• [REQUIRED WORK] Copy each line below in which the word "content" occurs.

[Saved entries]
◆ ◆ ◆

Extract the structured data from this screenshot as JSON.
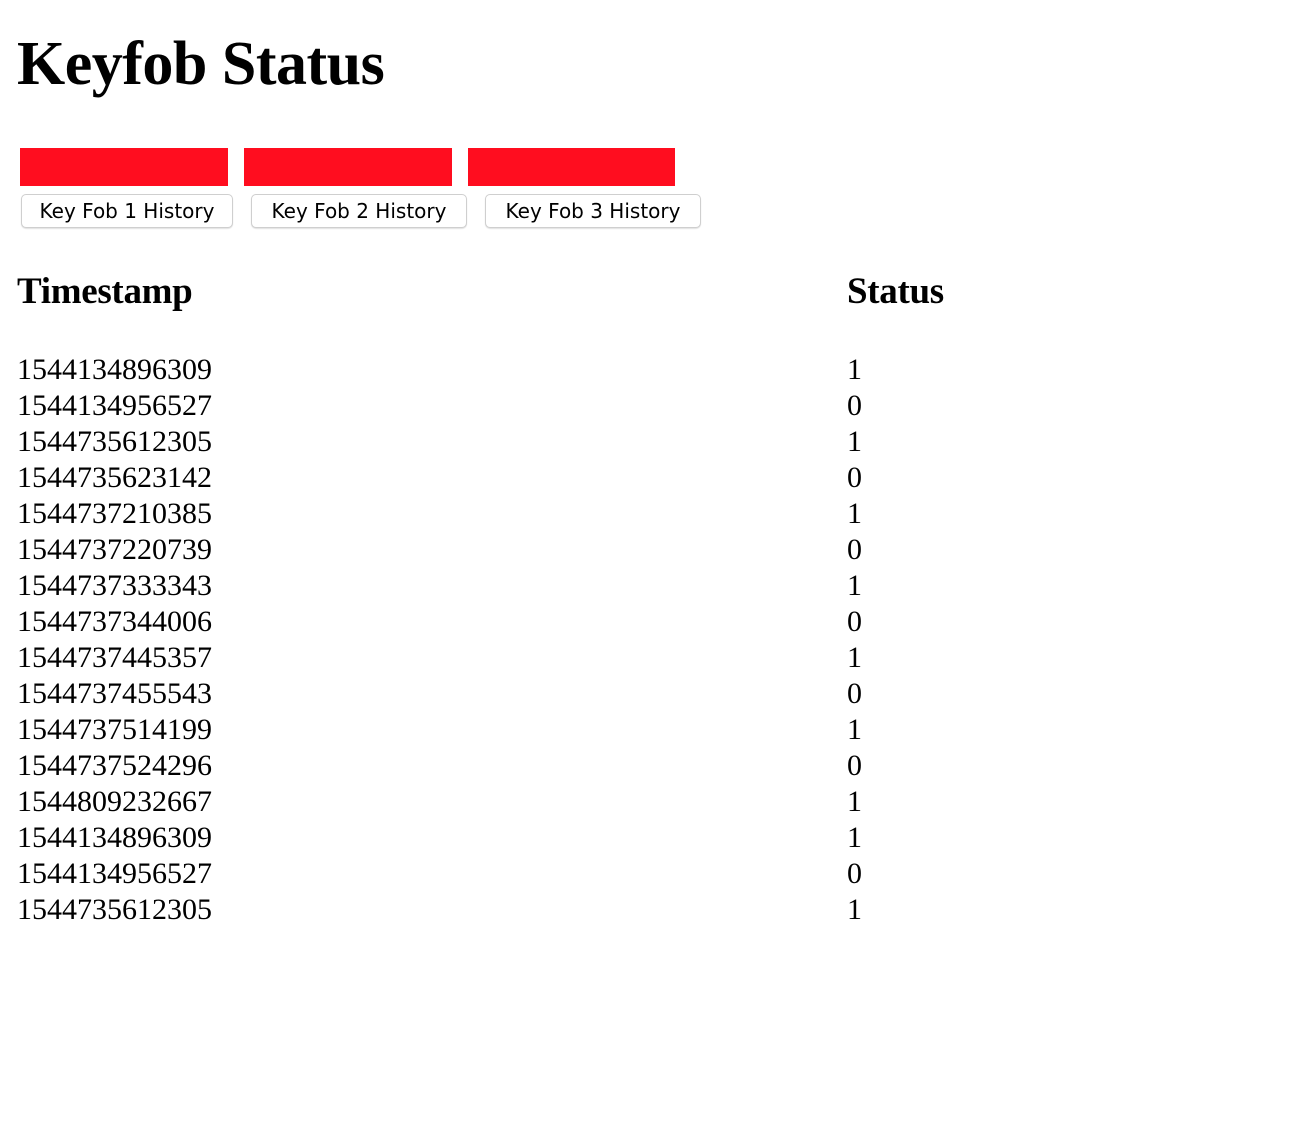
{
  "page": {
    "title": "Keyfob Status"
  },
  "indicators": [
    {
      "name": "Key Fob 1",
      "color": "#ff0d1f"
    },
    {
      "name": "Key Fob 2",
      "color": "#ff0d1f"
    },
    {
      "name": "Key Fob 3",
      "color": "#ff0d1f"
    }
  ],
  "buttons": [
    {
      "label": "Key Fob 1 History"
    },
    {
      "label": "Key Fob 2 History"
    },
    {
      "label": "Key Fob 3 History"
    }
  ],
  "table": {
    "headers": {
      "timestamp": "Timestamp",
      "status": "Status"
    },
    "rows": [
      {
        "timestamp": "1544134896309",
        "status": "1"
      },
      {
        "timestamp": "1544134956527",
        "status": "0"
      },
      {
        "timestamp": "1544735612305",
        "status": "1"
      },
      {
        "timestamp": "1544735623142",
        "status": "0"
      },
      {
        "timestamp": "1544737210385",
        "status": "1"
      },
      {
        "timestamp": "1544737220739",
        "status": "0"
      },
      {
        "timestamp": "1544737333343",
        "status": "1"
      },
      {
        "timestamp": "1544737344006",
        "status": "0"
      },
      {
        "timestamp": "1544737445357",
        "status": "1"
      },
      {
        "timestamp": "1544737455543",
        "status": "0"
      },
      {
        "timestamp": "1544737514199",
        "status": "1"
      },
      {
        "timestamp": "1544737524296",
        "status": "0"
      },
      {
        "timestamp": "1544809232667",
        "status": "1"
      },
      {
        "timestamp": "1544134896309",
        "status": "1"
      },
      {
        "timestamp": "1544134956527",
        "status": "0"
      },
      {
        "timestamp": "1544735612305",
        "status": "1"
      }
    ]
  }
}
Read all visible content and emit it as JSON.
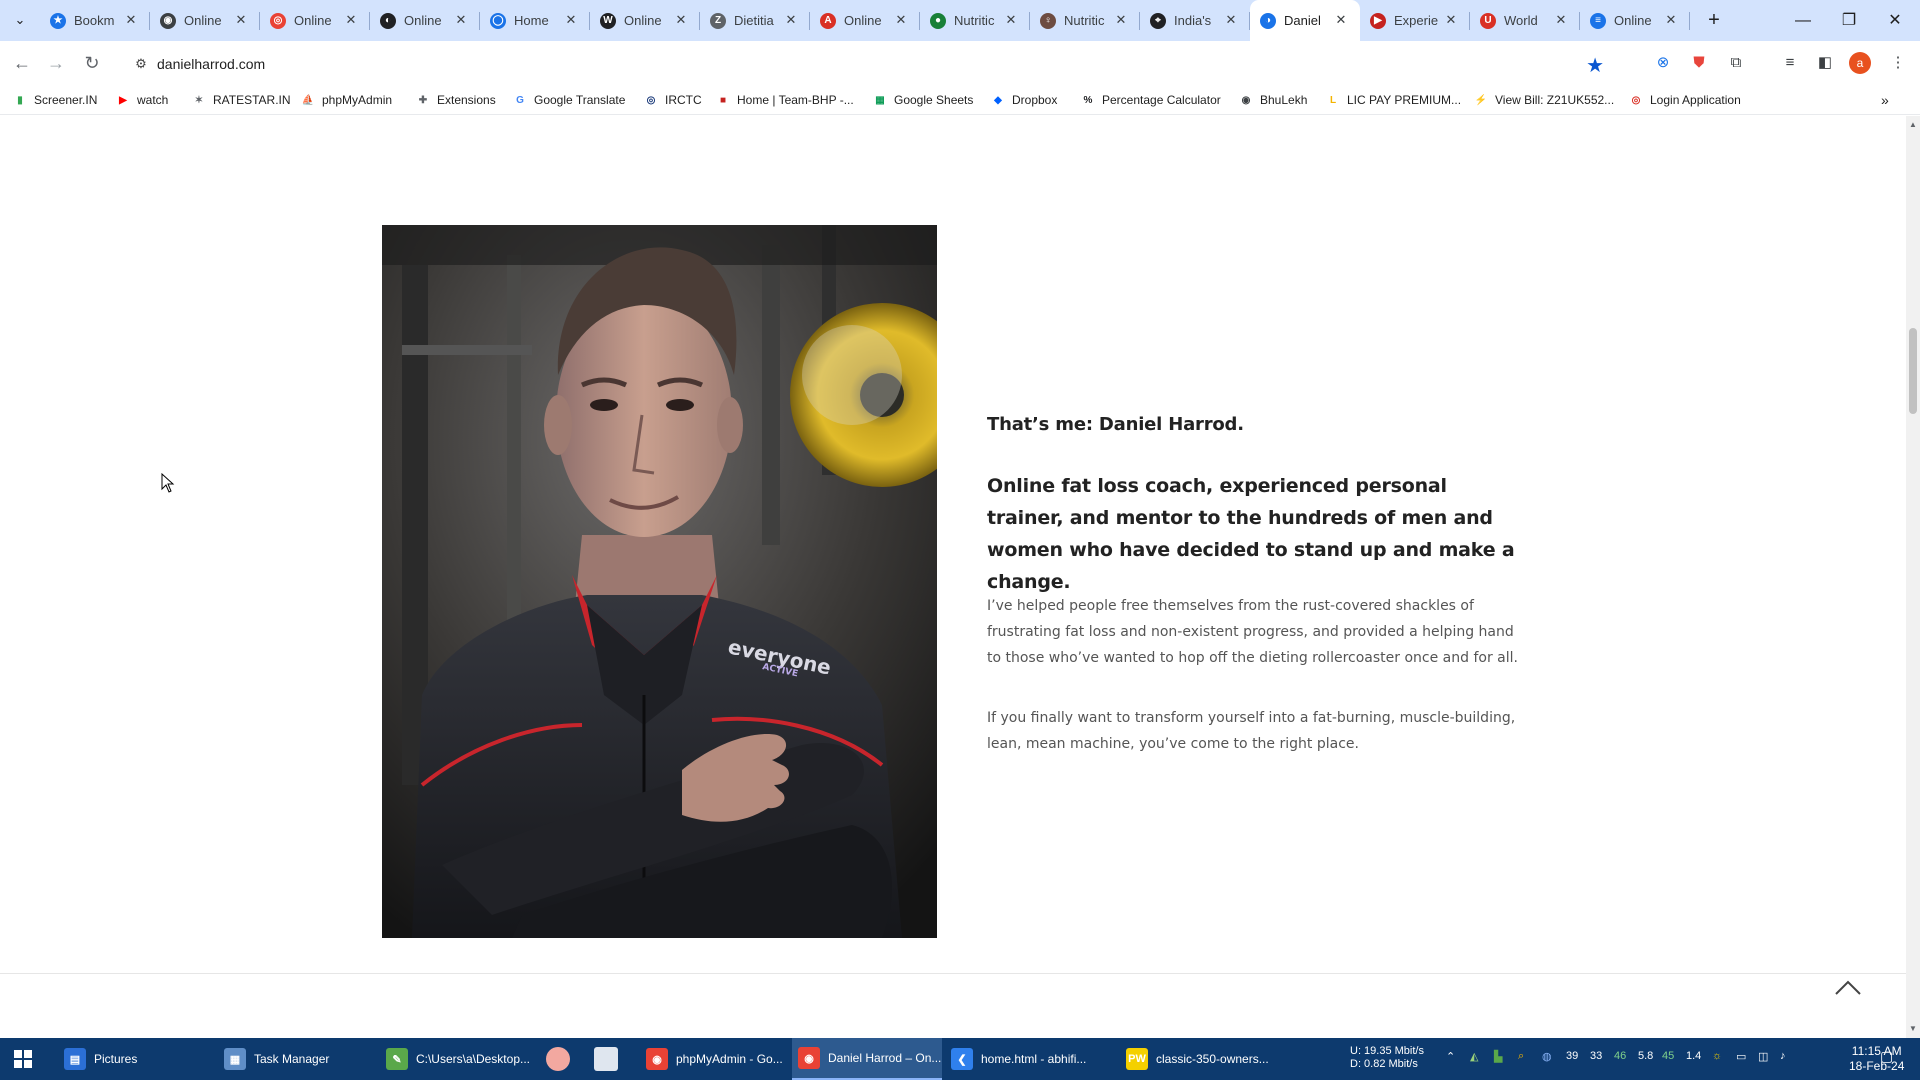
{
  "browser": {
    "tabs": [
      {
        "title": "Bookm",
        "fav_color": "#1a73e8",
        "fav_glyph": "★"
      },
      {
        "title": "Online",
        "fav_color": "#3c4043",
        "fav_glyph": "◉"
      },
      {
        "title": "Online",
        "fav_color": "#e94235",
        "fav_glyph": "◎"
      },
      {
        "title": "Online",
        "fav_color": "#202124",
        "fav_glyph": "◐"
      },
      {
        "title": "Home",
        "fav_color": "#1a73e8",
        "fav_glyph": "◯"
      },
      {
        "title": "Online",
        "fav_color": "#202124",
        "fav_glyph": "W"
      },
      {
        "title": "Dietitia",
        "fav_color": "#5f6368",
        "fav_glyph": "Z"
      },
      {
        "title": "Online",
        "fav_color": "#d93025",
        "fav_glyph": "A"
      },
      {
        "title": "Nutritic",
        "fav_color": "#188038",
        "fav_glyph": "●"
      },
      {
        "title": "Nutritic",
        "fav_color": "#6d4c41",
        "fav_glyph": "♀"
      },
      {
        "title": "India's",
        "fav_color": "#202124",
        "fav_glyph": "⌖"
      },
      {
        "title": "Daniel",
        "fav_color": "#1a73e8",
        "fav_glyph": "◑"
      },
      {
        "title": "Experie",
        "fav_color": "#c5221f",
        "fav_glyph": "▶"
      },
      {
        "title": "World",
        "fav_color": "#d93025",
        "fav_glyph": "U"
      },
      {
        "title": "Online",
        "fav_color": "#1a73e8",
        "fav_glyph": "≡"
      }
    ],
    "active_tab_index": 11,
    "url": "danielharrod.com"
  },
  "bookmarks": [
    {
      "label": "Screener.IN",
      "color": "#34a853",
      "glyph": "▮"
    },
    {
      "label": "watch",
      "color": "#ff0000",
      "glyph": "▶"
    },
    {
      "label": "RATESTAR.IN",
      "color": "#5f6368",
      "glyph": "✶"
    },
    {
      "label": "phpMyAdmin",
      "color": "#f29900",
      "glyph": "⛵"
    },
    {
      "label": "Extensions",
      "color": "#5f6368",
      "glyph": "✚"
    },
    {
      "label": "Google Translate",
      "color": "#4285f4",
      "glyph": "G"
    },
    {
      "label": "IRCTC",
      "color": "#1a3a7a",
      "glyph": "◎"
    },
    {
      "label": "Home | Team-BHP -...",
      "color": "#c5221f",
      "glyph": "■"
    },
    {
      "label": "Google Sheets",
      "color": "#0f9d58",
      "glyph": "▦"
    },
    {
      "label": "Dropbox",
      "color": "#0061ff",
      "glyph": "◆"
    },
    {
      "label": "Percentage Calculator",
      "color": "#202124",
      "glyph": "%"
    },
    {
      "label": "BhuLekh",
      "color": "#3c4043",
      "glyph": "◉"
    },
    {
      "label": "LIC PAY PREMIUM...",
      "color": "#f4b400",
      "glyph": "L"
    },
    {
      "label": "View Bill: Z21UK552...",
      "color": "#d93025",
      "glyph": "⚡"
    },
    {
      "label": "Login Application",
      "color": "#d93025",
      "glyph": "◎"
    }
  ],
  "content": {
    "heading": "That’s me: Daniel Harrod.",
    "subheading": "Online fat loss coach, experienced personal trainer, and mentor to the hundreds of men and women who have decided to stand up and make a change.",
    "para1": "I’ve helped people free themselves from the rust-covered shackles of frustrating fat loss and non-existent progress, and provided a helping hand to those who’ve wanted to hop off the dieting rollercoaster once and for all.",
    "para2": "If you finally want to transform yourself into a fat-burning, muscle-building, lean, mean machine, you’ve come to the right place.",
    "sleeve_text": "everyone",
    "sleeve_sub": "ACTIVE"
  },
  "taskbar": {
    "items": [
      {
        "label": "Pictures",
        "color": "#2b6fd6",
        "glyph": "▤"
      },
      {
        "label": "Task Manager",
        "color": "#5f8ec7",
        "glyph": "▦"
      },
      {
        "label": "C:\\Users\\a\\Desktop...",
        "color": "#5aa84a",
        "glyph": "✎"
      },
      {
        "label": "phpMyAdmin - Go...",
        "color": "#e94235",
        "glyph": "◉"
      },
      {
        "label": "Daniel Harrod – On...",
        "color": "#e94235",
        "glyph": "◉"
      },
      {
        "label": "home.html - abhifi...",
        "color": "#2f80ed",
        "glyph": "❮"
      },
      {
        "label": "classic-350-owners...",
        "color": "#f4d000",
        "glyph": "PW"
      }
    ],
    "active_index": 4,
    "net_up": "U:   19.35 Mbit/s",
    "net_down": "D:     0.82 Mbit/s",
    "tray_numbers": [
      "39",
      "33",
      "46",
      "5.8",
      "45",
      "1.4"
    ],
    "time": "11:15 AM",
    "date": "18-Feb-24"
  }
}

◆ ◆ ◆

• [RESULT]
Read all visible content and emit it as JSON.
  "content": {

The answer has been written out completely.